DATA RECORDS:
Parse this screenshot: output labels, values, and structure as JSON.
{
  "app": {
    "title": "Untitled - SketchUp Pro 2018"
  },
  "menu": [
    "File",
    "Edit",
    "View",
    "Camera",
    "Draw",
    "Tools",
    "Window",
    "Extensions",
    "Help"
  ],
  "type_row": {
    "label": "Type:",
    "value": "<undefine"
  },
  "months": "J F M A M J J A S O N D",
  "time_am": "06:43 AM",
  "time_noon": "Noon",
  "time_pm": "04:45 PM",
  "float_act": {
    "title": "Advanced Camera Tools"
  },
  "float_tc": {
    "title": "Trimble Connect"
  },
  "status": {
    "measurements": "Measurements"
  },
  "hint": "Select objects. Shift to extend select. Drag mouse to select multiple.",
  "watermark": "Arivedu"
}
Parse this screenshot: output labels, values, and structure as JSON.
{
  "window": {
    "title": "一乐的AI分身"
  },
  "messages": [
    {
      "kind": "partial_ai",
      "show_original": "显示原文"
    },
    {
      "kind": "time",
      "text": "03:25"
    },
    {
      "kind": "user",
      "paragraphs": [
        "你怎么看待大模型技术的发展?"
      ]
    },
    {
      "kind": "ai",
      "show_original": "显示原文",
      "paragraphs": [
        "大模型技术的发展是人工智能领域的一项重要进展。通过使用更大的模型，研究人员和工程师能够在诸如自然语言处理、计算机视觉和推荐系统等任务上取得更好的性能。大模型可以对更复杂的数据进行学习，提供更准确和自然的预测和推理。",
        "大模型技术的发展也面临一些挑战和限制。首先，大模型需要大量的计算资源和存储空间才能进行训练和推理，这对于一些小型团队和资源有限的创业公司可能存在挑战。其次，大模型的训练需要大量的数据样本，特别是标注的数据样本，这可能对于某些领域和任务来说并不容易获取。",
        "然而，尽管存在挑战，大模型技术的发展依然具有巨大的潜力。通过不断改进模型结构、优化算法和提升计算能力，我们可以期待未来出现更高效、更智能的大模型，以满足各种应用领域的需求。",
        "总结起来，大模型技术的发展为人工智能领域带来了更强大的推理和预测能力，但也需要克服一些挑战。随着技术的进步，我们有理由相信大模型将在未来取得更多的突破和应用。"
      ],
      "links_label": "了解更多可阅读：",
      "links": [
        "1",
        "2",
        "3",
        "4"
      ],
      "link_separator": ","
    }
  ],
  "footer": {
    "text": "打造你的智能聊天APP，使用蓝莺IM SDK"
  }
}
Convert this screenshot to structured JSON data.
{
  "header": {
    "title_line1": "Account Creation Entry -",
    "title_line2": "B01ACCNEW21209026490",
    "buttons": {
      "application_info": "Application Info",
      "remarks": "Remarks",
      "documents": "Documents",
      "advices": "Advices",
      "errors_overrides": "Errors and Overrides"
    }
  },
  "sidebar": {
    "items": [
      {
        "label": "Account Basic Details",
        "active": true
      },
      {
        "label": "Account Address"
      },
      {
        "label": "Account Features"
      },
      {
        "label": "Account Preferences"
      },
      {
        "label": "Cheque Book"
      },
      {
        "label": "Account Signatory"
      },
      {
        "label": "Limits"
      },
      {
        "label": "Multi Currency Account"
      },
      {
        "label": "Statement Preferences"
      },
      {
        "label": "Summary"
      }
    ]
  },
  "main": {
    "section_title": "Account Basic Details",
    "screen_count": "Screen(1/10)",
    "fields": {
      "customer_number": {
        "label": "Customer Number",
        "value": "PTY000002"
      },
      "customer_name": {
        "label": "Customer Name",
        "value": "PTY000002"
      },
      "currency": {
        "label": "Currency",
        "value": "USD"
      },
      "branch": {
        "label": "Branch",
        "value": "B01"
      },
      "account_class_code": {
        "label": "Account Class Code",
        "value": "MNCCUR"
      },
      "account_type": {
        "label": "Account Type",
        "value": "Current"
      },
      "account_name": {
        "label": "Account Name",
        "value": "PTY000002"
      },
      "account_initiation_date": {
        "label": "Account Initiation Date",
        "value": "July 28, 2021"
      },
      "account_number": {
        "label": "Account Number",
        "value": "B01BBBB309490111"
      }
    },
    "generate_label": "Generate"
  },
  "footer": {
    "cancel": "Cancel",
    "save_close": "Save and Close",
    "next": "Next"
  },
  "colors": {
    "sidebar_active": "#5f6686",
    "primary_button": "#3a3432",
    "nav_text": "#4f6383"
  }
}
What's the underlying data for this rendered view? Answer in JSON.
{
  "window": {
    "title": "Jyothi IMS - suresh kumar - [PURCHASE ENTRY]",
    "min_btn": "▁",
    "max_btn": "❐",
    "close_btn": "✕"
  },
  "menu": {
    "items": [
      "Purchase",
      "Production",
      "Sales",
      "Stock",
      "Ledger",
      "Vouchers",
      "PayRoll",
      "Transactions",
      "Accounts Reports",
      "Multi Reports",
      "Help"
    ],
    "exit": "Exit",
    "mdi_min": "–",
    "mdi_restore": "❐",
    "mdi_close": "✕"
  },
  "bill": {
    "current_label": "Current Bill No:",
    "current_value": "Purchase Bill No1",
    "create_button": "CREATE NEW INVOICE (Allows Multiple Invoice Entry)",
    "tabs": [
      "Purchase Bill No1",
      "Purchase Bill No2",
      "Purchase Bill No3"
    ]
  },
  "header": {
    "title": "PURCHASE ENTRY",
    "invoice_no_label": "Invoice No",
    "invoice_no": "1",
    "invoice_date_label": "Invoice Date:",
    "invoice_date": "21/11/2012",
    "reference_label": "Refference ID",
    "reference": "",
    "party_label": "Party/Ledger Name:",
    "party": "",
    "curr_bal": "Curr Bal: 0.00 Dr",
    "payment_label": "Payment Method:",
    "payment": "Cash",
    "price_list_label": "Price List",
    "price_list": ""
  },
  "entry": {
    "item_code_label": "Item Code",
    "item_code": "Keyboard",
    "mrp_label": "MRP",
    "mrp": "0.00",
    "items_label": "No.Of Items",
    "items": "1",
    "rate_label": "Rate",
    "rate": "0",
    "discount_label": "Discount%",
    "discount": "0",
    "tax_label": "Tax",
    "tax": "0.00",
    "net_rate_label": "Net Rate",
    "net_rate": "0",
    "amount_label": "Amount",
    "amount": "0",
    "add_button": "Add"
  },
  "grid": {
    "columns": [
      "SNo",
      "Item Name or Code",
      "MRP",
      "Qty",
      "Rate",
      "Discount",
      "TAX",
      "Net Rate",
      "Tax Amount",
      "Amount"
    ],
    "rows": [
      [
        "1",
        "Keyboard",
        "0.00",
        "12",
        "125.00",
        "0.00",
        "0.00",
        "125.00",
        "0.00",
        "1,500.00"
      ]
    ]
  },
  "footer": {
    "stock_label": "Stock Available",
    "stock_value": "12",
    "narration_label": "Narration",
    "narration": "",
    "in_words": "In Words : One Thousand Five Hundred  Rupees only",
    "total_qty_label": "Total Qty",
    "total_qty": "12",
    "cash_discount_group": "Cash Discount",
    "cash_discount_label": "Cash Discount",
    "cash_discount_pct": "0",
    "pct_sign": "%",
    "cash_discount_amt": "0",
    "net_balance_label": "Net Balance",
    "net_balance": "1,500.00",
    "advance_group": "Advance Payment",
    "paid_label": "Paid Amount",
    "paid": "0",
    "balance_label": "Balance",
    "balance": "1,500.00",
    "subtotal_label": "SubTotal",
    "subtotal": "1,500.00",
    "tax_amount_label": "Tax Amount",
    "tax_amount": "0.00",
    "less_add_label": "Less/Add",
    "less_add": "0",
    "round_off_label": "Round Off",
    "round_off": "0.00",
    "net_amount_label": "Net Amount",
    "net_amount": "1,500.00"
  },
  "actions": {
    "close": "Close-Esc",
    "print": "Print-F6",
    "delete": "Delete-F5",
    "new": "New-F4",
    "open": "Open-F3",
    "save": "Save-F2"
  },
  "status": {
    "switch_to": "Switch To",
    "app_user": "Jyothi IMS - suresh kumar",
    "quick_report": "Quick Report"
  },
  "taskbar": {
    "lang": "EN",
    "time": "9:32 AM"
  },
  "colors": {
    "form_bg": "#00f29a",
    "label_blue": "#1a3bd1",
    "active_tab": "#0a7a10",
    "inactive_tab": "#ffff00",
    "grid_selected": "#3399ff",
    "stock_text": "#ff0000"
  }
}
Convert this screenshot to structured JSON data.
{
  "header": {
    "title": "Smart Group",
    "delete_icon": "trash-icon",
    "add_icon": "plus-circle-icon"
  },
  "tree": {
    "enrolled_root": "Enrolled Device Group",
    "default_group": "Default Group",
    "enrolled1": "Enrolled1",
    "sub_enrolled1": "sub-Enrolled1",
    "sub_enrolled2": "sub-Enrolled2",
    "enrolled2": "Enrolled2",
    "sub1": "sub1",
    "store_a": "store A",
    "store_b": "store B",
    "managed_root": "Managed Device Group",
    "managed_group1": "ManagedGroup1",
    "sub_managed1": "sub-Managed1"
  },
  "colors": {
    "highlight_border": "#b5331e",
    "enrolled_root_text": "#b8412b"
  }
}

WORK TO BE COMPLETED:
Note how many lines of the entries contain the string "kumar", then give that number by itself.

SOLVED EXERCISE:
2